Korot’s work often addresses the relationship of humans with technology. Radical Software, which she helped establish, published critical pieces about how such technologies impact society. It was a direct response to Sony’s Portapak, a hand-held videotape recorder released in 1967, “being accessed by an enormous number of really talented people who were trying to reimagine the information environment in which we were living, and who were talking about media ecology and breaking up the relationship between broadcast television and the viewer,” Korot commented. “Radical Software was almost like a precursor to the internet in a lot of the thinking in that it talked about access to information and decentralizing information.” Radical Software highlighted the work of individual artists who were experimenting with new ways of conveying information.
By contrast, there were artists such as Stan VanDerBeek (POEMFIELD) who “wanted access to mainframe computers. They wanted access to extreme high tech materials. Stan VanDerBeek really didn’t want to work with hand-drawn animation. He wanted to see what was possible with computation,” theorist Zabet Patterson said. Bell Labs was one institution willing to have scientists and artists experiment with their room-sized, expensive machinery.
This experimentation between artists and engineers was critiqued by reviewers in the late 1970s who called such practitioners “complicit with technology [companies]. At that point, people started to turn away from some of these experiments. They seemed less profitable both for the artists but also for the corporations who were maybe didn’t want to have artists coming in and messing around with machines. Who thought, maybe this isn’t in the best benefit of our legal department and shareholders,” Patterson commented. By the 1980s, computer technology was portable and programming had advanced such that access to labs was not essential. “Thinking Machines” exhibits work made up to the year 1989, when the internet was made publicly available. This changed the tools, scale, and modes of production and distribution of computer art.

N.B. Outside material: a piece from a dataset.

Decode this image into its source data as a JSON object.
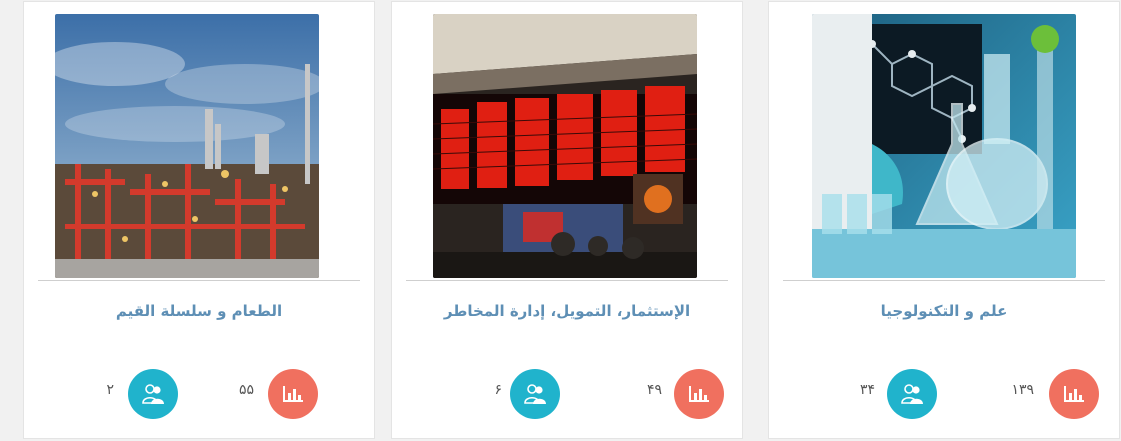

“Thinking Machines” is on view at MoMA through April 8, 2018. Works on view include those by John Cage, Richard Hamilton, Alison Knowles, IBM, Olivetti, and Apple. An exhibition about Beryl Korot’s publication Radical Software, called “The Raindance Foundation, Media Ecology and Video Art,” is currently on view at the ZKM in Germany through January 28, 2018. Stay tuned to Science & Film for more on the ZKM exhibition.
Top image: Stan VanDerBeek. Poemfield No. 1. 1967. 16mm film transferred to video (color, silent). 4:45 min. Realized with Ken Knowlton. Courtesy Estate of Stan VanDerBeek and Andrea Rosen Gallery, New York. Photo by Lance Brewer. © 2017 Estate of Stan VanDerBeek. Middle: Installation view of Thinking Machines: Art and Design in the Computer Age, 1959-1989. The Museum of Modern Art, New York, November 13, 2017–April 8, 2018. © 2017 The Museum of Modern Art. Photo: Peter Butler. Bottom: Installation view of Thinking Machines: Art and Design in the Computer Age, 1959-1989. The Museum of Modern Art, New York, November 13, 2017–April 8, 2018. © 2017 The Museum of Modern Art. Photo: Peter Butler.